If a Steam Deck needs repairs, DIY or mom-and-pop operations are no longer the only options. Valve has touted its agreement with iFixit to offer replacement parts since launching its handheld gaming PC, but the company also recognizes that self-repair isn’t for everyone.
On Friday, Valve announced that Steam Deck repair centers are now open. When a customer contacts support and ships a unit to Valve, the company will diagnose an issue and determine a fee based on the warranty and repairs needed.
Something like an occasional button input problem would fall under warranty, which Valve will repair and return to the customer for free. Something like a pet destroying a thumbstick would be an out-of-warranty condition and would face a repair charge. Valve didn’t specify costs but said customers could refuse a repair after getting a quote so they could try another option, like an unaffiliated repair shop or getting replacement parts from iFixit.
Valve advised against DIY Steam Deck repairs but understood it couldn’t stop every customer from attempting them. Thus, it uploaded a teardown video for the device and partnered with iFixit to offer replacement parts.
Repair kit supplies were initially tight, but Valve recently improved availability. Fan replacements are available for $30, while battery kits cost $95. These prices are likely a bit higher than Valve’s dedicated repair centers charge but offer another avenue for users who want to follow Valve’s advice or aren’t comfortable with self-repair.
Valve didn’t mention who performs repairs at its centers, but they likely use third-party contractors. Nintendo utilizes external repair centers for the Switch, and one reported constant saturation with requests to fix the system’s Joy-Con controllers. Hopefully, a similar problem shouldn’t occur with Steam Deck repair shops.
Since opening orders for the Steam Deck, Valve has worked to improve its supply chain, managing to move Q4 reservations up to Q3. Those who reserved one should still receive it before the end of 2022. Those who haven’t should order one soon if they want a Steam Deck before next year.

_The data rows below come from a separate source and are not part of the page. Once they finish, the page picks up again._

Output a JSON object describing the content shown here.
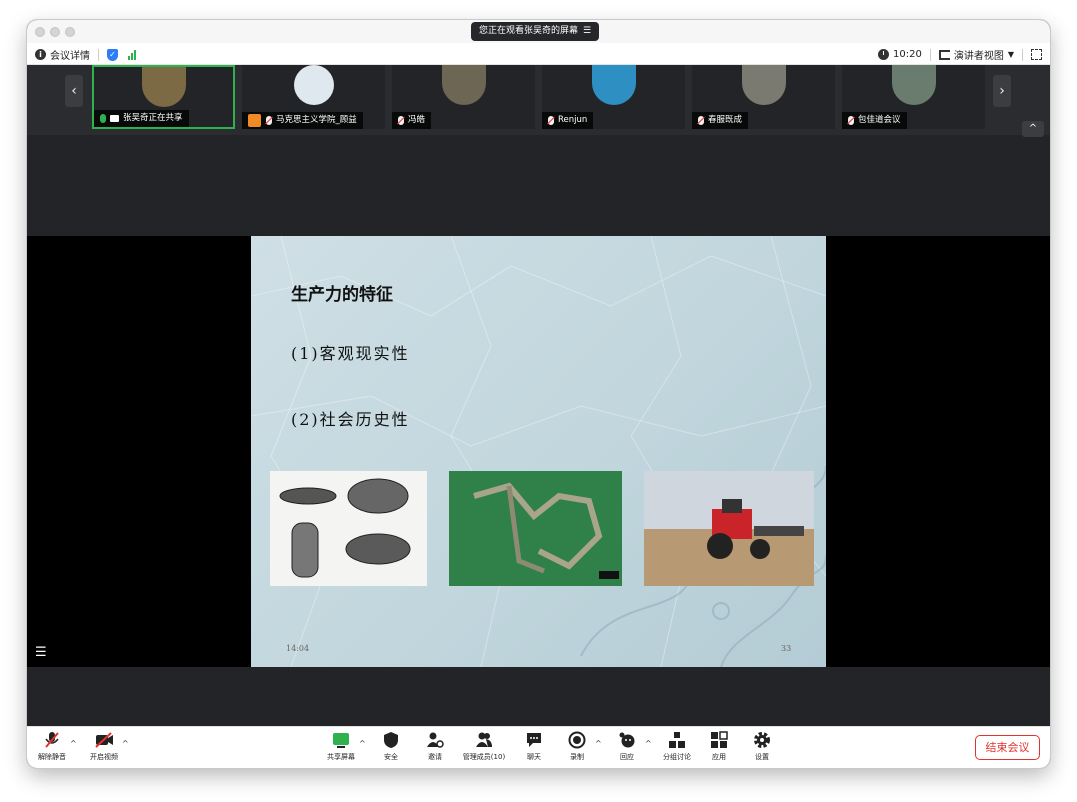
{
  "banner": {
    "text": "您正在观看张吴奇的屏幕",
    "menu_glyph": "☰"
  },
  "infobar": {
    "meeting_info": "会议详情",
    "time": "10:20",
    "view_mode": "演讲者视图"
  },
  "participants": [
    {
      "name": "张吴奇正在共享",
      "avatar_color": "#7c6a45"
    },
    {
      "name": "马克思主义学院_顾益",
      "avatar_color": "#dfe8ef"
    },
    {
      "name": "冯皓",
      "avatar_color": "#6d6654"
    },
    {
      "name": "Renjun",
      "avatar_color": "#2d8fc2"
    },
    {
      "name": "春服既成",
      "avatar_color": "#7b7a70"
    },
    {
      "name": "包佳道会议",
      "avatar_color": "#6a7c6e"
    }
  ],
  "slide": {
    "title": "生产力的特征",
    "points": [
      "(1)客观现实性",
      "(2)社会历史性"
    ],
    "time": "14:04",
    "page": "33"
  },
  "toolbar": {
    "unmute": "解除静音",
    "start_video": "开启视频",
    "share_screen": "共享屏幕",
    "security": "安全",
    "invite": "邀请",
    "participants": "管理成员(10)",
    "chat": "聊天",
    "record": "录制",
    "reactions": "回应",
    "breakout": "分组讨论",
    "apps": "应用",
    "settings": "设置",
    "end_meeting": "结束会议"
  },
  "colors": {
    "accent": "#2d7df6",
    "active_border": "#2fb14e",
    "end_red": "#e2322e"
  }
}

Over time, Valve has sharpened its Proton compatibility layer for running Windows games on Steam Deck’s Linux-based operating system. However, it isn’t the only group working on Windows-Linux interoperability. Earlier this week, an update for Wine included fixes for running Windows games on Linux.